Unfortunately, the official Berlinale press screenings often conflict with other screenings. In addition, press screenings are often in the morning, not the most auspicious time for film viewing. It behooves the Berlinale to make it super easy for press to see films throughout the day without a special ticket of any kind.
As a filmmaker (Crotty's Kids, Master Debaters), I would rather have ten members of the press at a festival screening than ten regular patrons. To that end, at every screening there should always be at least ten reserved press seats right near the exit (to not disturb non-press filmgoers). Press members should be given carte blanche freedom to quietly come and go to the press seating area. Moreover, if the film does not sell out, and more than ten press members want to attend, they should be allowed to take any other available end seat. If the end seats of the first ten rows were always reserved for press, few would be disturbed when they came and went.
Unfortunately, the sort of practical, welcoming spirit is not part of the Berlinale DNA. However, if you are a refugee from Syria, Afghanistan, Iran, Eritrea and "other crisis regions around the world," that's another matter. As revealed to me by Berlin-based film critic Karsten Kastelan, the Berlinale, through its "sponsored cinema visit" program, gives away free tickets to refugees and goes out of its way to connect said refugees to volunteers so they can find their way to the screenings of their choice. Why is that same level of care not directed towards those who actually paid a tidy sum to fly to the Berlinale? There must be some special victim credential we forgot to pick up.
Then again, I shouldn't be shocked by such treatment. Germans approach most things - festivals and political problems alike - as feats of social engineering. So why would the Berlinale be any different? The films here run on time. The seat quality is superb, even if the concessions are unoriginal. The projectionists know what they are doing. The bathrooms and common areas are clean and tidy.
And, to be fair, it takes a high level of organizational skill to pull off a film festival and film market of this daunting size and breadth without a major hitch. Team Berlinale does it with calm, concise aplomb. As a result, I am certain they feel they've fulfilled their functional duty (the very "standing-reserve" POV that philosopher Martin Heidegger warned his countrymen about), as long as they check off a box for nearly every "socially disadvantaged" minority that could possibly apply to or attend the Berlinale.
However, actual care, feeding and comfort, creating a warm and inviting atmosphere where patrons and press from different countries and cultures can casually and calmly discuss film in a friendly, open, nurturing and humane environment, screenings in novel locales, location tours, plus genuine esprit de corps are not things that team Berlinale does well, if it even crosses their mind to do them at all.
If you are a person whose idea of a vacation is deciphering a vast cinematic puzzle, then the Byzantine Berlinale is for you. For everyone else, don't even think of wrestling with the ferocious Berlinale bear until management realizes that big is not better, greed is not good, flesh and blood people trump slavish devotion to rules, and doing things in a convoluted, if internally logical, way because "that's how it's always been done" is the enemy of goodwill, common sense, and the intimate, joyful, celebration of global film.

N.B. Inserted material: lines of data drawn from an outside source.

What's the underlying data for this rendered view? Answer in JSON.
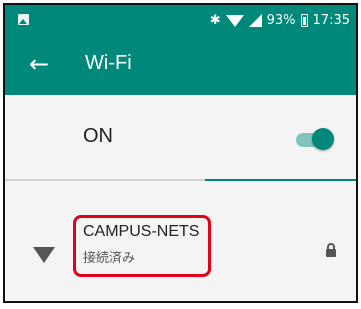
{
  "status_bar": {
    "battery_text": "93%",
    "time": "17:35",
    "bluetooth_glyph": "✱",
    "icons": [
      "gallery-icon",
      "bluetooth-icon",
      "wifi-signal-icon",
      "cell-signal-icon",
      "battery-icon"
    ]
  },
  "app_bar": {
    "back_glyph": "←",
    "title": "Wi-Fi"
  },
  "toggle": {
    "label": "ON",
    "state": "on"
  },
  "networks": [
    {
      "ssid": "CAMPUS-NETS",
      "status": "接続済み",
      "secured": true,
      "icon": "wifi-icon"
    }
  ],
  "colors": {
    "primary": "#00887a",
    "switch_track": "#7fc5bd",
    "highlight": "#e0001b",
    "background": "#f4f4f4"
  }
}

James Marshall Crotty is the peripatetic publisher of Monk: The Mobile Magazine, author of How to Talk American (Houghton Mifflin), and director of the urban debate documentary Crotty's Kids. He writes about the intersection of travel, culture, and politics. To learn more, please go to www.jamescrotty.com.